New partnership aims to build institutional capacity to reduce road risk in South East Europe
EASST partners, the Automobile Club of Moldova join new partnership with representatives from across 10 countries, including Austria, Bosnia and Herzegovina, Bulgaria, Croatia, Czech Republic, Hungary, Serbia, Slovakia, and Slovenia, as well as Moldova to improve road safety infrastructure in the Danube region. The new project, titled RADAR, kicked off in June at a meeting of project partners in Budapest. The partnership is led by EASST institutional partners, European Institute for Road Assessment – EuroRAP from Slovenia.
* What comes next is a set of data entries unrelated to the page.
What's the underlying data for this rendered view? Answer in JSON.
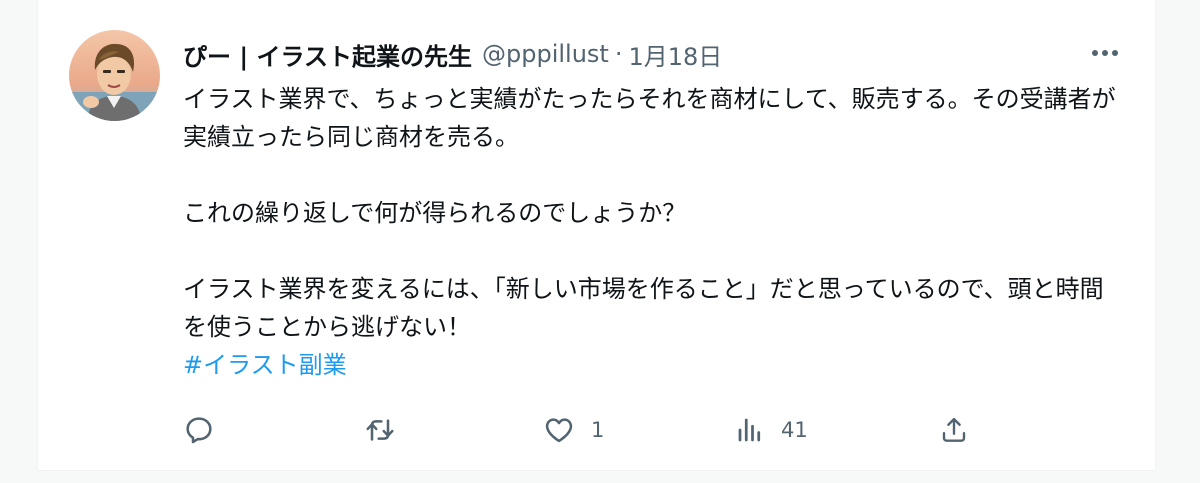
{
  "tweet": {
    "author": {
      "display_name": "ぴー | イラスト起業の先生",
      "handle": "@pppillust",
      "separator": "·",
      "date": "1月18日"
    },
    "paragraphs": [
      "イラスト業界で、ちょっと実績がたったらそれを商材にして、販売する。その受講者が実績立ったら同じ商材を売る。",
      "これの繰り返しで何が得られるのでしょうか？",
      "イラスト業界を変えるには、「新しい市場を作ること」だと思っているので、頭と時間を使うことから逃げない！"
    ],
    "hashtag": "#イラスト副業",
    "actions": {
      "reply": {
        "icon": "reply-icon",
        "count": ""
      },
      "retweet": {
        "icon": "retweet-icon",
        "count": ""
      },
      "like": {
        "icon": "heart-icon",
        "count": "1"
      },
      "views": {
        "icon": "analytics-icon",
        "count": "41"
      },
      "share": {
        "icon": "share-icon",
        "count": ""
      }
    }
  },
  "colors": {
    "text": "#0f1419",
    "secondary": "#536471",
    "link": "#1d9bf0",
    "background": "#f7f9f9"
  }
}
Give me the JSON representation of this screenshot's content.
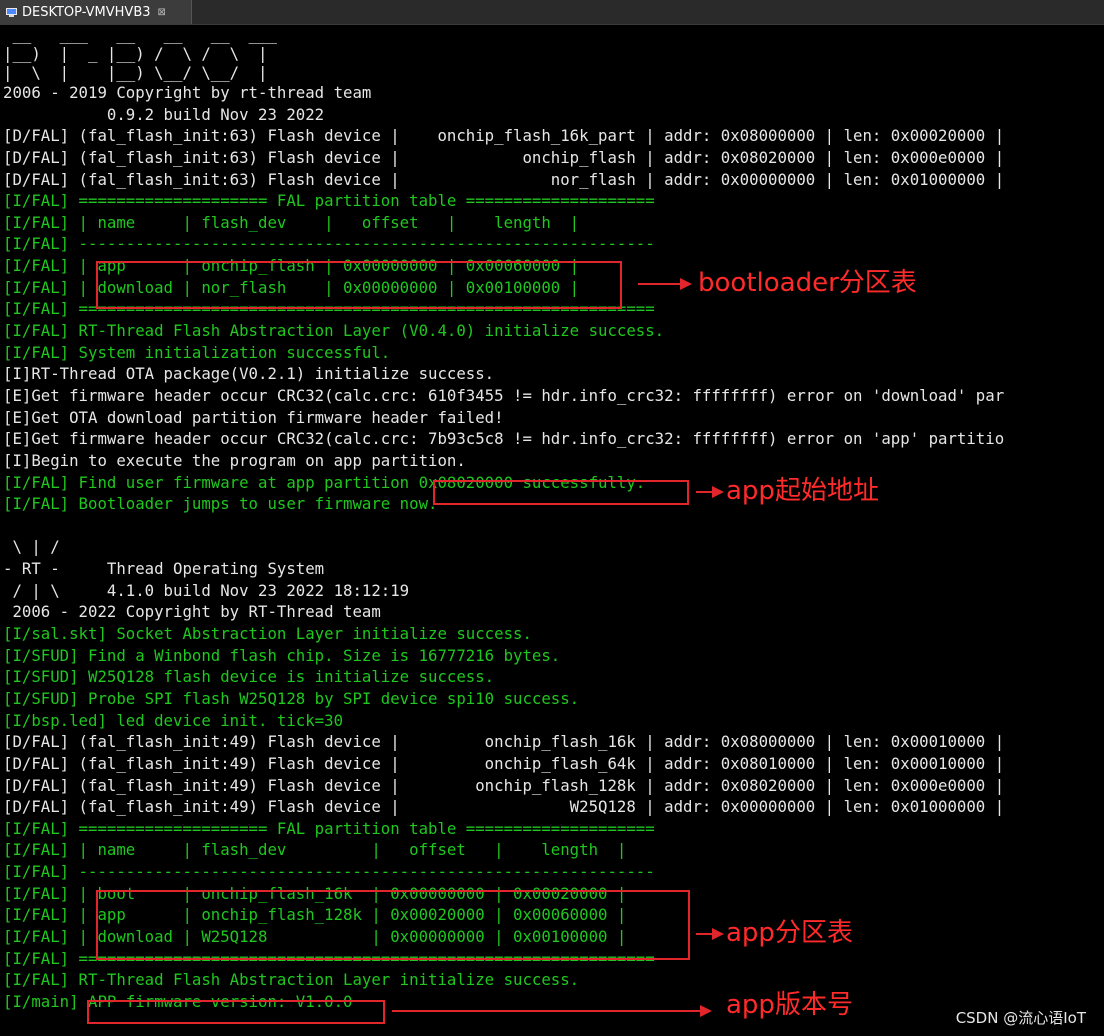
{
  "window": {
    "tab_title": "DESKTOP-VMVHVB3",
    "tab_close": "⊠",
    "tab_icon": "monitor-icon"
  },
  "colors": {
    "background": "#000000",
    "text_white": "#e6e6e6",
    "text_green": "#1fc71f",
    "annotation_red": "#e0262b"
  },
  "ascii_art": [
    " __   ___   __   __   __  ___",
    "|__)  |  _ |__) /  \\ /  \\  |",
    "|  \\  |    |__) \\__/ \\__/  |"
  ],
  "lines": [
    {
      "t": "2006 - 2019 Copyright by rt-thread team",
      "c": "white"
    },
    {
      "t": "           0.9.2 build Nov 23 2022",
      "c": "white"
    },
    {
      "t": "[D/FAL] (fal_flash_init:63) Flash device |    onchip_flash_16k_part | addr: 0x08000000 | len: 0x00020000 |",
      "c": "white"
    },
    {
      "t": "[D/FAL] (fal_flash_init:63) Flash device |             onchip_flash | addr: 0x08020000 | len: 0x000e0000 |",
      "c": "white"
    },
    {
      "t": "[D/FAL] (fal_flash_init:63) Flash device |                nor_flash | addr: 0x00000000 | len: 0x01000000 |",
      "c": "white"
    },
    {
      "t": "[I/FAL] ==================== FAL partition table ====================",
      "c": "green"
    },
    {
      "t": "[I/FAL] | name     | flash_dev    |   offset   |    length  |",
      "c": "green"
    },
    {
      "t": "[I/FAL] -------------------------------------------------------------",
      "c": "green"
    },
    {
      "t": "[I/FAL] | app      | onchip_flash | 0x00000000 | 0x00060000 |",
      "c": "green"
    },
    {
      "t": "[I/FAL] | download | nor_flash    | 0x00000000 | 0x00100000 |",
      "c": "green"
    },
    {
      "t": "[I/FAL] =============================================================",
      "c": "green"
    },
    {
      "t": "[I/FAL] RT-Thread Flash Abstraction Layer (V0.4.0) initialize success.",
      "c": "green"
    },
    {
      "t": "[I/FAL] System initialization successful.",
      "c": "green"
    },
    {
      "t": "[I]RT-Thread OTA package(V0.2.1) initialize success.",
      "c": "white"
    },
    {
      "t": "[E]Get firmware header occur CRC32(calc.crc: 610f3455 != hdr.info_crc32: ffffffff) error on 'download' par",
      "c": "white"
    },
    {
      "t": "[E]Get OTA download partition firmware header failed!",
      "c": "white"
    },
    {
      "t": "[E]Get firmware header occur CRC32(calc.crc: 7b93c5c8 != hdr.info_crc32: ffffffff) error on 'app' partitio",
      "c": "white"
    },
    {
      "t": "[I]Begin to execute the program on app partition.",
      "c": "white"
    },
    {
      "t": "[I/FAL] Find user firmware at app partition 0x08020000 successfully.",
      "c": "green"
    },
    {
      "t": "[I/FAL] Bootloader jumps to user firmware now.",
      "c": "green"
    },
    {
      "t": "",
      "c": "white"
    },
    {
      "t": " \\ | /",
      "c": "white"
    },
    {
      "t": "- RT -     Thread Operating System",
      "c": "white"
    },
    {
      "t": " / | \\     4.1.0 build Nov 23 2022 18:12:19",
      "c": "white"
    },
    {
      "t": " 2006 - 2022 Copyright by RT-Thread team",
      "c": "white"
    },
    {
      "t": "[I/sal.skt] Socket Abstraction Layer initialize success.",
      "c": "green"
    },
    {
      "t": "[I/SFUD] Find a Winbond flash chip. Size is 16777216 bytes.",
      "c": "green"
    },
    {
      "t": "[I/SFUD] W25Q128 flash device is initialize success.",
      "c": "green"
    },
    {
      "t": "[I/SFUD] Probe SPI flash W25Q128 by SPI device spi10 success.",
      "c": "green"
    },
    {
      "t": "[I/bsp.led] led device init. tick=30",
      "c": "green"
    },
    {
      "t": "[D/FAL] (fal_flash_init:49) Flash device |         onchip_flash_16k | addr: 0x08000000 | len: 0x00010000 |",
      "c": "white"
    },
    {
      "t": "[D/FAL] (fal_flash_init:49) Flash device |         onchip_flash_64k | addr: 0x08010000 | len: 0x00010000 |",
      "c": "white"
    },
    {
      "t": "[D/FAL] (fal_flash_init:49) Flash device |        onchip_flash_128k | addr: 0x08020000 | len: 0x000e0000 |",
      "c": "white"
    },
    {
      "t": "[D/FAL] (fal_flash_init:49) Flash device |                  W25Q128 | addr: 0x00000000 | len: 0x01000000 |",
      "c": "white"
    },
    {
      "t": "[I/FAL] ==================== FAL partition table ====================",
      "c": "green"
    },
    {
      "t": "[I/FAL] | name     | flash_dev         |   offset   |    length  |",
      "c": "green"
    },
    {
      "t": "[I/FAL] -------------------------------------------------------------",
      "c": "green"
    },
    {
      "t": "[I/FAL] | boot     | onchip_flash_16k  | 0x00000000 | 0x00020000 |",
      "c": "green"
    },
    {
      "t": "[I/FAL] | app      | onchip_flash_128k | 0x00020000 | 0x00060000 |",
      "c": "green"
    },
    {
      "t": "[I/FAL] | download | W25Q128           | 0x00000000 | 0x00100000 |",
      "c": "green"
    },
    {
      "t": "[I/FAL] =============================================================",
      "c": "green"
    },
    {
      "t": "[I/FAL] RT-Thread Flash Abstraction Layer initialize success.",
      "c": "green"
    },
    {
      "t": "[I/main] APP firmware version: V1.0.0",
      "c": "green"
    }
  ],
  "annotations": {
    "bootloader_table": "bootloader分区表",
    "app_start": "app起始地址",
    "app_table": "app分区表",
    "app_version": "app版本号"
  },
  "watermark": "CSDN @流心语IoT"
}
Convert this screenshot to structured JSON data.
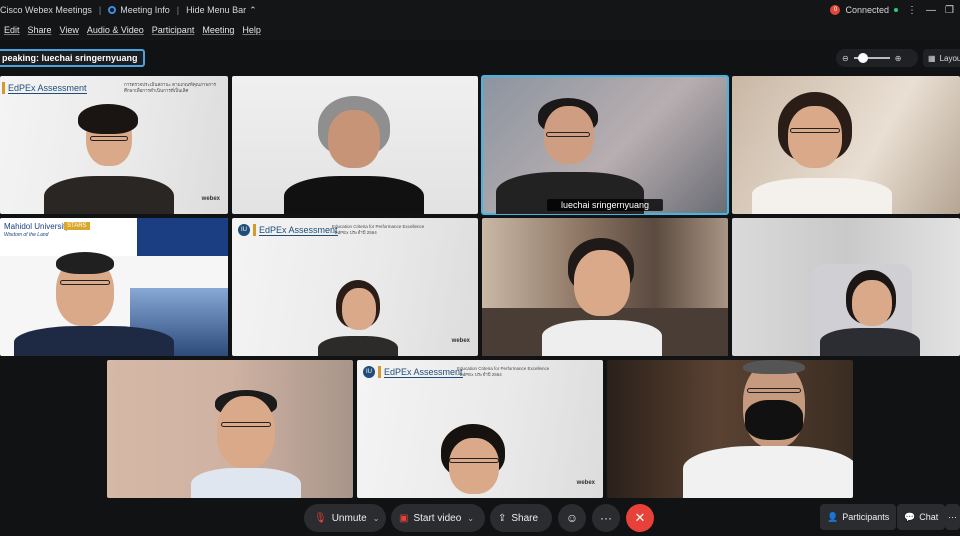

The 36-month long project (June 2018 – May 2021) with the financial support of 2,15 million EUR for cooperation on improvement of the road infrastructure safety in the Danube region was approved by the Interreg Danube Transnational Programme 2nd call. The Programme is co-financed by the European Regional Development Fund, the Instrument for Pre-Accession Assistance and European Neighborhood Instrument.
RADAR builds on the results of the SENSoR project which was carried out in 2013/14, and in which EASST partners Make Roads Safe Hellas and the Automobile Club of Moldova were leading partners. SENSoR revealed that out of 14 countries in South-East Europe approximately 60-70% of inter-urban roads are categorised high or very high risk. This shows the urgent need to address underperforming road safety performance in the Danube region, where fatality rates are generally higher than the EU average and road infrastructure quality and safety varies hugely from country to country. RADAR will help national governments in the Danube Region to identify the obstacles, reduce the risks, develop a strategy and raise awareness on road infrastructure in the region.
The project aims to enhance transnational cooperation in addressing risk on Danube area roads in order to overcome scattered road safety intervention in the region and is set to overcome the lack of professional know-how in tackling the high rates of casualties through practical demonstrations of road safety layout concept solutions.
At the meeting in Budapest, partners discussed existing good practices in improving road safety infrastructure in the Danube area and Europe. Nikola Galović, Rotondo, presented how trainings will contribute to raising awareness and capacity building about road infrastructure safety. Extensive and vivid discussion was held about the Danube Road Infrastructure Safety Improvement Strategy and Action plans that was led by Steve Lawson, European Institute for Road Assessment – EuroRAP and Marko Ševrović, University of Zagreb, Faculty of Transport and Traffic Sciences. Mr. Ševrović also presented pilot studies.
Olivera Djordjević, lead partner from European Institute for Road Assessment – EuroRAP about kick-off meeting and the start of the project:
“This project is tackling the differences in road infrastructure safety levels between western and eastern EU countries. It will contribute to improving knowledge and capacities of all involved stakeholder in the Danube region to successfully address the road infrastructure safety. RADAR project will facilitate transnational knowledge and best practice sharing processes and make ready-to-use tools for improvements available in all national languages to governments in participating countries. I am very pleased that Danube Transnational Programme has acknowledged the need for improved road infrastructure safety in the Danube area and demonstrated potentials of RADAR in addressing the relevant issues.”
Find out more about project RADAR and the Danube Transnational Programme at http://www.interreg-danube.eu/